- Your assignment
In the data that follows, how many lines contain the word "screenshot"? Give only that number.
········
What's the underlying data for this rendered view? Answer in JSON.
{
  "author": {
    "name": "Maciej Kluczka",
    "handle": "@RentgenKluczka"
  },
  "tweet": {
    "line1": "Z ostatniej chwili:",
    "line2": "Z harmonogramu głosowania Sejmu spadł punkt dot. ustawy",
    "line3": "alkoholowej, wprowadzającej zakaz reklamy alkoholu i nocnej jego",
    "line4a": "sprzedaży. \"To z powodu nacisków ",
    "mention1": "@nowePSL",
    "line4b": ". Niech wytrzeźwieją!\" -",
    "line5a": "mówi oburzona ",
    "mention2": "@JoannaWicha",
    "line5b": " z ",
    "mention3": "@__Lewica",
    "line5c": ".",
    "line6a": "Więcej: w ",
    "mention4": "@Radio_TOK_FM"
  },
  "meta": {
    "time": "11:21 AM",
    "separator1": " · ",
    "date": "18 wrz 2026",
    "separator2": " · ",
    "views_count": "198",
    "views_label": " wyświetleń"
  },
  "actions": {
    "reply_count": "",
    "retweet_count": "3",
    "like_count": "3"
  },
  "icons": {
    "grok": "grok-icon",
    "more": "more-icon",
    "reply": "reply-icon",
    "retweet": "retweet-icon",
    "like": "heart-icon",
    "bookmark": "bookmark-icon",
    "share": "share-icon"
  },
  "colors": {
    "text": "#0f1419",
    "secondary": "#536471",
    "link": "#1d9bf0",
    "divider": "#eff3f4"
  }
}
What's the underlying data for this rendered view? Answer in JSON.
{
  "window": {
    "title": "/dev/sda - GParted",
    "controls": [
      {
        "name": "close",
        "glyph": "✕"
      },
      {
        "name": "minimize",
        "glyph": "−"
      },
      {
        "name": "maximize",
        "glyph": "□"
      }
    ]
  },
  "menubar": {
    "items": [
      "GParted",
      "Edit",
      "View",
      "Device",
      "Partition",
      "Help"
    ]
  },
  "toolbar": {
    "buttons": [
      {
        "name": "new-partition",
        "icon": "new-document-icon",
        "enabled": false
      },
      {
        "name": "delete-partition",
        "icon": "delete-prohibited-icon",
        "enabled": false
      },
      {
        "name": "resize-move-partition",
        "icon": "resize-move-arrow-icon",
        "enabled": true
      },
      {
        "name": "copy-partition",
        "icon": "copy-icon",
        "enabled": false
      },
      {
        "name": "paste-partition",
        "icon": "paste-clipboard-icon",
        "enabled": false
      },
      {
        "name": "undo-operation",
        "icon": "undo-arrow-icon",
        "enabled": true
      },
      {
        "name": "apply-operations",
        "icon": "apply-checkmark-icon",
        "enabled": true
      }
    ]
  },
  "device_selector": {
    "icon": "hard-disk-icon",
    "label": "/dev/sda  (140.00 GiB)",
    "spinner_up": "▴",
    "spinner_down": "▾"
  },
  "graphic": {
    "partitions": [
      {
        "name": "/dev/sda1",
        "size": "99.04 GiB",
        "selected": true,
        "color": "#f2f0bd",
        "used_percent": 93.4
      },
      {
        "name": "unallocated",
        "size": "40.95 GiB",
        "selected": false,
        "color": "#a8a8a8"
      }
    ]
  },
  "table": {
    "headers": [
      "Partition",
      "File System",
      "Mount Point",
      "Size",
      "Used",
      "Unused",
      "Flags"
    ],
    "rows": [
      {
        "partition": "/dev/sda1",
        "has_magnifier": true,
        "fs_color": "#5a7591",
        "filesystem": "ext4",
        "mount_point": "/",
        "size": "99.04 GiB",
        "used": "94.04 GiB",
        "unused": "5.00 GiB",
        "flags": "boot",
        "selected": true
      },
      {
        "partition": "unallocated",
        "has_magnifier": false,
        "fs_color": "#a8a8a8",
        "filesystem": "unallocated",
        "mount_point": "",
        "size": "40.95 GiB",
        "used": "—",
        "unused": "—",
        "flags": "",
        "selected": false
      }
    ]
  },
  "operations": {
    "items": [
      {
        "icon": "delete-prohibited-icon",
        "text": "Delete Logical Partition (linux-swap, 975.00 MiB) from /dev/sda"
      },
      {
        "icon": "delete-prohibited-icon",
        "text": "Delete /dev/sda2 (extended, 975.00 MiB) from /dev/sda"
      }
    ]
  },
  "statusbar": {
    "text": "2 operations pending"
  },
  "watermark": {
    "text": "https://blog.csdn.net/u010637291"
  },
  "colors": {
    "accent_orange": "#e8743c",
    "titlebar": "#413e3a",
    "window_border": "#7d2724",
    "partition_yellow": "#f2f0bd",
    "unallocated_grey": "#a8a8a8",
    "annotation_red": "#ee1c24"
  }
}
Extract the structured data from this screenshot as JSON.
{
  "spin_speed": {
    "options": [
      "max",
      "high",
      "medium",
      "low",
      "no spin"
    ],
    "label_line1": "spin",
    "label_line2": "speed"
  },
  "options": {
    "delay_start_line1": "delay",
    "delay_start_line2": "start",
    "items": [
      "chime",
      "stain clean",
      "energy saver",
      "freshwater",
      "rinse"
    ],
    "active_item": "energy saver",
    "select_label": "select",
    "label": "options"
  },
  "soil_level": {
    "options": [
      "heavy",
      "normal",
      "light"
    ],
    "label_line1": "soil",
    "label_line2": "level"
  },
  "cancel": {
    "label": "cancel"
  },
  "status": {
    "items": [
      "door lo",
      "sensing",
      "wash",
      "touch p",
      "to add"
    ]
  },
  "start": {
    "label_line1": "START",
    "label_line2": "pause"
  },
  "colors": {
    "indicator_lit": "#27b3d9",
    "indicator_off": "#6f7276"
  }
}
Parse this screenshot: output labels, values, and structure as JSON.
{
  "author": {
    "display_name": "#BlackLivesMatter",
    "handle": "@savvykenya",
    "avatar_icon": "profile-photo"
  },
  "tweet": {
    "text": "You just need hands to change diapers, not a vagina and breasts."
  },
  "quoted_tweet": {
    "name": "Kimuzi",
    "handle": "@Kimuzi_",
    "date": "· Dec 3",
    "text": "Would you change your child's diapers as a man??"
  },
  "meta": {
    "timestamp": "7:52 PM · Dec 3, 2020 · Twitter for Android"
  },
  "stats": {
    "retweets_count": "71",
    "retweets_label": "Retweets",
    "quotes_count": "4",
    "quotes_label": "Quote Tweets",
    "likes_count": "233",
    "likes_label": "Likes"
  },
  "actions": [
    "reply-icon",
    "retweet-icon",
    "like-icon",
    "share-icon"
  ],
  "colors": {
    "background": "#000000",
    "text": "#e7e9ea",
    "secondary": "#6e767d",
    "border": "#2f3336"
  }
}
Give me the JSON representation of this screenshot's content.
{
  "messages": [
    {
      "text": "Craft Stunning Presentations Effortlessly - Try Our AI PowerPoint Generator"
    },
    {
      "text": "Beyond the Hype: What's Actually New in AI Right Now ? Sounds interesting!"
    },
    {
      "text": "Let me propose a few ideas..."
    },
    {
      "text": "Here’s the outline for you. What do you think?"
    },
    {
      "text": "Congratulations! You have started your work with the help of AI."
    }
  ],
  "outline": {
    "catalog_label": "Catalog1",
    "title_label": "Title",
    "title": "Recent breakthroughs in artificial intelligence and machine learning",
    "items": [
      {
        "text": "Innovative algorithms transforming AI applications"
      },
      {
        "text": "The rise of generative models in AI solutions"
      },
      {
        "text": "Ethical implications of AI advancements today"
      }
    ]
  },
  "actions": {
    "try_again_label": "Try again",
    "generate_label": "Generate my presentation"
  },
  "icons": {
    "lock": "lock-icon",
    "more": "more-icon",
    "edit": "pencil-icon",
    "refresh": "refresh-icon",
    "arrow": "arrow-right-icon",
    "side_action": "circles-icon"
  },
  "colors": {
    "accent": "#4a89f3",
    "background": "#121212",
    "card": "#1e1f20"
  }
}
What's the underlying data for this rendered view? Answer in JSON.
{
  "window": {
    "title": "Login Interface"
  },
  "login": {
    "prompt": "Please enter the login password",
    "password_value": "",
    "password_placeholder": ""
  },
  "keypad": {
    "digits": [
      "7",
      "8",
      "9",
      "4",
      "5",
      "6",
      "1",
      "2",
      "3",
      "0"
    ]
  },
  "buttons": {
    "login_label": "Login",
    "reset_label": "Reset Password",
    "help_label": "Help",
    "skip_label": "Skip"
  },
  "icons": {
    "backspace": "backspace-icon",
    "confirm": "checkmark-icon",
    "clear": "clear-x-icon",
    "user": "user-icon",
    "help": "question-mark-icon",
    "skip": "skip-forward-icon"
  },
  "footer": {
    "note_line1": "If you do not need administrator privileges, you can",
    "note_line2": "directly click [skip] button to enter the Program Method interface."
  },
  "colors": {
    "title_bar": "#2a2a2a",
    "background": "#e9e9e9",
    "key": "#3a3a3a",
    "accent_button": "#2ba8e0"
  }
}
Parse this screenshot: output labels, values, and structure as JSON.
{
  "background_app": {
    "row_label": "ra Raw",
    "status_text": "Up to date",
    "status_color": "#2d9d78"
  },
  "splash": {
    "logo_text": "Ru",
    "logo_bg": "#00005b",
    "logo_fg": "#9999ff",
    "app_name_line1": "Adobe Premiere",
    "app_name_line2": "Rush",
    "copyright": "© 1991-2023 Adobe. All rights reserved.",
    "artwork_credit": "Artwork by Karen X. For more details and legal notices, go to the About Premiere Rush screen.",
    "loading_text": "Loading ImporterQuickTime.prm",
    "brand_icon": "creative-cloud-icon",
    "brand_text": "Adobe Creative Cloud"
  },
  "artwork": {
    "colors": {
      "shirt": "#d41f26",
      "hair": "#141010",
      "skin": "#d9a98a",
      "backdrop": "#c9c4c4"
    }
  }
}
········
- Output of the task
4